- **WORK TASK**: Would you please copy the entries exactly, leaving every picture aside?

________________

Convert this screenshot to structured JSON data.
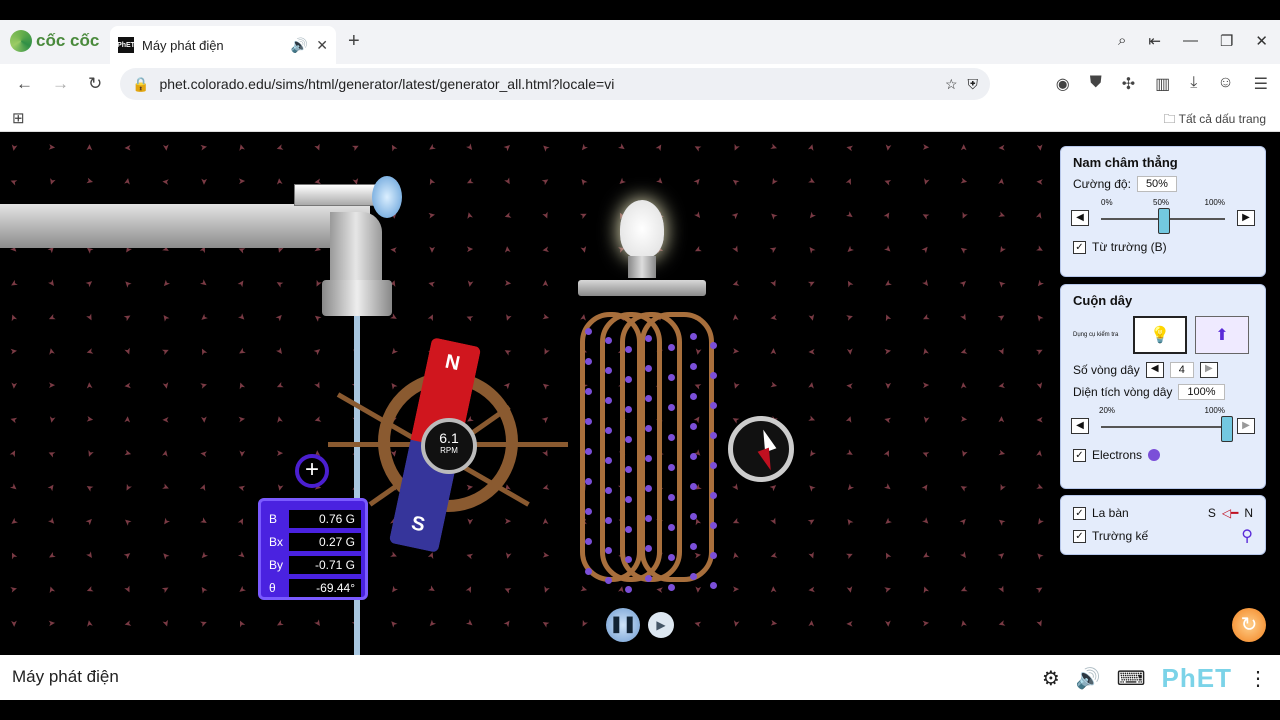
{
  "browser": {
    "brand": "cốc cốc",
    "tab_title": "Máy phát điện",
    "url": "phet.colorado.edu/sims/html/generator/latest/generator_all.html?locale=vi",
    "bookmarks_label": "Tất cả dấu trang"
  },
  "sim": {
    "rpm_value": "6.1",
    "rpm_unit": "RPM",
    "magnet": {
      "north": "N",
      "south": "S"
    },
    "probe": [
      {
        "label": "B",
        "value": "0.76 G"
      },
      {
        "label": "Bx",
        "value": "0.27 G"
      },
      {
        "label": "By",
        "value": "-0.71 G"
      },
      {
        "label": "θ",
        "value": "-69.44°"
      }
    ],
    "probe_plus": "+"
  },
  "panels": {
    "magnet": {
      "title": "Nam châm thẳng",
      "strength_label": "Cường độ:",
      "strength_value": "50%",
      "ticks": [
        "0%",
        "50%",
        "100%"
      ],
      "strength_fraction": 0.5,
      "field_label": "Từ trường (B)"
    },
    "coil": {
      "title": "Cuộn dây",
      "indicator_label": "Dụng cụ kiểm tra",
      "loops_label": "Số vòng dây",
      "loops_value": "4",
      "area_label": "Diện tích vòng dây",
      "area_value": "100%",
      "area_ticks": [
        "20%",
        "100%"
      ],
      "area_fraction": 1.0,
      "electrons_label": "Electrons"
    },
    "tools": {
      "compass_label": "La bàn",
      "compass_legend_s": "S",
      "compass_legend_n": "N",
      "fieldmeter_label": "Trường kế"
    }
  },
  "footer": {
    "sim_name": "Máy phát điện",
    "phet_logo": "PhET"
  }
}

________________

- **RESPONSE BELOW**:
Convert this screenshot to structured JSON data.
{
  "browser": {
    "brand": "cốc cốc",
    "tab_title": "Máy phát điện",
    "url": "phet.colorado.edu/sims/html/generator/latest/generator_all.html?locale=vi",
    "bookmarks_label": "Tất cả dấu trang"
  },
  "sim": {
    "rpm_value": "6.1",
    "rpm_unit": "RPM",
    "magnet": {
      "north": "N",
      "south": "S"
    },
    "probe": [
      {
        "label": "B",
        "value": "0.76 G"
      },
      {
        "label": "Bx",
        "value": "0.27 G"
      },
      {
        "label": "By",
        "value": "-0.71 G"
      },
      {
        "label": "θ",
        "value": "-69.44°"
      }
    ],
    "probe_plus": "+"
  },
  "panels": {
    "magnet": {
      "title": "Nam châm thẳng",
      "strength_label": "Cường độ:",
      "strength_value": "50%",
      "ticks": [
        "0%",
        "50%",
        "100%"
      ],
      "strength_fraction": 0.5,
      "field_label": "Từ trường (B)"
    },
    "coil": {
      "title": "Cuộn dây",
      "indicator_label": "Dụng cụ kiểm tra",
      "loops_label": "Số vòng dây",
      "loops_value": "4",
      "area_label": "Diện tích vòng dây",
      "area_value": "100%",
      "area_ticks": [
        "20%",
        "100%"
      ],
      "area_fraction": 1.0,
      "electrons_label": "Electrons"
    },
    "tools": {
      "compass_label": "La bàn",
      "compass_legend_s": "S",
      "compass_legend_n": "N",
      "fieldmeter_label": "Trường kế"
    }
  },
  "footer": {
    "sim_name": "Máy phát điện",
    "phet_logo": "PhET"
  }
}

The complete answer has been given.